Skip to main content
padlock icon - secure page this page is secure

Open Access Does experience with digital storytelling help students to critically evaluate educational videos about history?

Download Article:
 Download
(PDF 614.4 kb)
 
This title is Open Access under the terms of the Creative Commons CC BY Version 4.0 license
Educational videos are becoming increasingly important for schools. More and more often, students consume videos on YouTube in order to carry out school tasks. At the same time, the digital world is increasingly influencing perceptions of history. The internet contains numerous examples of how history is instrumentalized. Counterfeiting and manipulation distort historical information and abuse it for political purposes. This article presents the results of a research project on history teaching in a seventh grade (age 12–14) class in Germany. The study's aim was to find out if creating one's own videos using the method of digital storytelling generally leads to a more critical evaluation of educational videos. Students produced short videos on the subject of 'European expansion in the early modern period'. One group was secretly commissioned to portray the Europeans as superior to the indigenous societies of America, thus creating a manipulative video. At the end of the lesson, the students rated the credibility of the videos. In addition, interviews with students were conducted. The aim was to investigate whether students trained in digital storytelling could easily identify biased information. The data were analysed using qualitative text analysis. Findings show that students primarily judge videos based on aesthetic features, rarely adopting a media-critical perspective.

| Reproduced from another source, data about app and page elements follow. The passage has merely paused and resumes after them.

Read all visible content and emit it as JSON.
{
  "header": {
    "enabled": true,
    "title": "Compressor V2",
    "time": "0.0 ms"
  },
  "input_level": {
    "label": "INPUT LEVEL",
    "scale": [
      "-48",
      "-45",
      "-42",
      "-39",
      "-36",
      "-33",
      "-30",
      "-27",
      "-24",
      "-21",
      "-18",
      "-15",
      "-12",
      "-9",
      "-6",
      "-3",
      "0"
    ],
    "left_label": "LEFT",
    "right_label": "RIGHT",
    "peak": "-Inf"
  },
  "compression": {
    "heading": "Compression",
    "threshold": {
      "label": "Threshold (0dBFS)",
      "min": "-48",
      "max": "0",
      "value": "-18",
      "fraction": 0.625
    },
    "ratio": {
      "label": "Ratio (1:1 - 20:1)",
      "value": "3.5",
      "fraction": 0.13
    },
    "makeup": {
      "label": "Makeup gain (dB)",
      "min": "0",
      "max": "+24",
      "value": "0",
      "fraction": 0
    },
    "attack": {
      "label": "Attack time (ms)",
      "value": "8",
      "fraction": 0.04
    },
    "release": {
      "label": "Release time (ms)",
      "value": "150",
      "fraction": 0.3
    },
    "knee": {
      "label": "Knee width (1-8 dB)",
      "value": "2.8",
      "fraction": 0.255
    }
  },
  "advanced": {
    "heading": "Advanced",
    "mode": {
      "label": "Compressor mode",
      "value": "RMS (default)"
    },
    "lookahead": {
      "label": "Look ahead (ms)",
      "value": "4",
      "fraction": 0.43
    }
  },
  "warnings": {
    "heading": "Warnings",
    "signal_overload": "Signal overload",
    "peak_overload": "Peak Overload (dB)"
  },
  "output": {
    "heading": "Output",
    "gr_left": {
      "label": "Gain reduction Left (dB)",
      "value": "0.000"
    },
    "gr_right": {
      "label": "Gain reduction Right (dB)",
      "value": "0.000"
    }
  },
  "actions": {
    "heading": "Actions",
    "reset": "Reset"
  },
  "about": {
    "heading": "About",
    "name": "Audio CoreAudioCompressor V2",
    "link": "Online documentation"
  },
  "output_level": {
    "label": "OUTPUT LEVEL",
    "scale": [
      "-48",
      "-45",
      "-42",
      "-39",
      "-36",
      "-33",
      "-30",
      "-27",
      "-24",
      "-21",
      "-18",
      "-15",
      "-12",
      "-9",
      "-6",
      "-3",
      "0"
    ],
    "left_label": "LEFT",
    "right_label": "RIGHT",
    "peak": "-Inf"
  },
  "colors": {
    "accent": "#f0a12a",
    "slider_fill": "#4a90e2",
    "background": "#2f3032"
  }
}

4 References.

No Supplementary Data.
No Article Media
No Metrics

Keywords: DIGITAL STORYTELLING; EDUCATIONAL VIDEOS; GROUNDED THEORY; HISTORICAL THINKING; MEDIA CRITICISM

Document Type: Research Article

Publication date: April 1, 2020

More about this publication?
  • The History Education Research Journal (HERJ) is an international, open-access, peer-reviewed journal that focuses on the global significance and impact of history education. It covers all aspects of history education theory, scholarship, and pure and applied research. Articles illuminate contemporary issues, concerns, policies and practice, drawing upon the eclectic research methodologies of history education. The journal is published in partnership with the Historical Association.

    HERJ is a relaunch of the International Journal of Historical Learning Teaching and Research. All past issues up to and including vol. 15, no. 1 were published under this title. HERJ vol. 15, no. 2 is the first to be published by UCL IOE Press.
  • Editorial Board
  • Information for Authors
  • Submit a Paper
  • Terms & Conditions
  • Ingenta Connect is not responsible for the content or availability of external websites
  • Access Key
  • Free content
  • Partial Free content
  • New content
  • Open access content
  • Partial Open access content
  • Subscribed content
  • Partial Subscribed content
  • Free trial content
Cookie Policy
X
Cookie Policy
Ingenta Connect website makes use of cookies so as to keep track of data that you have filled in. I am Happy with this Find out more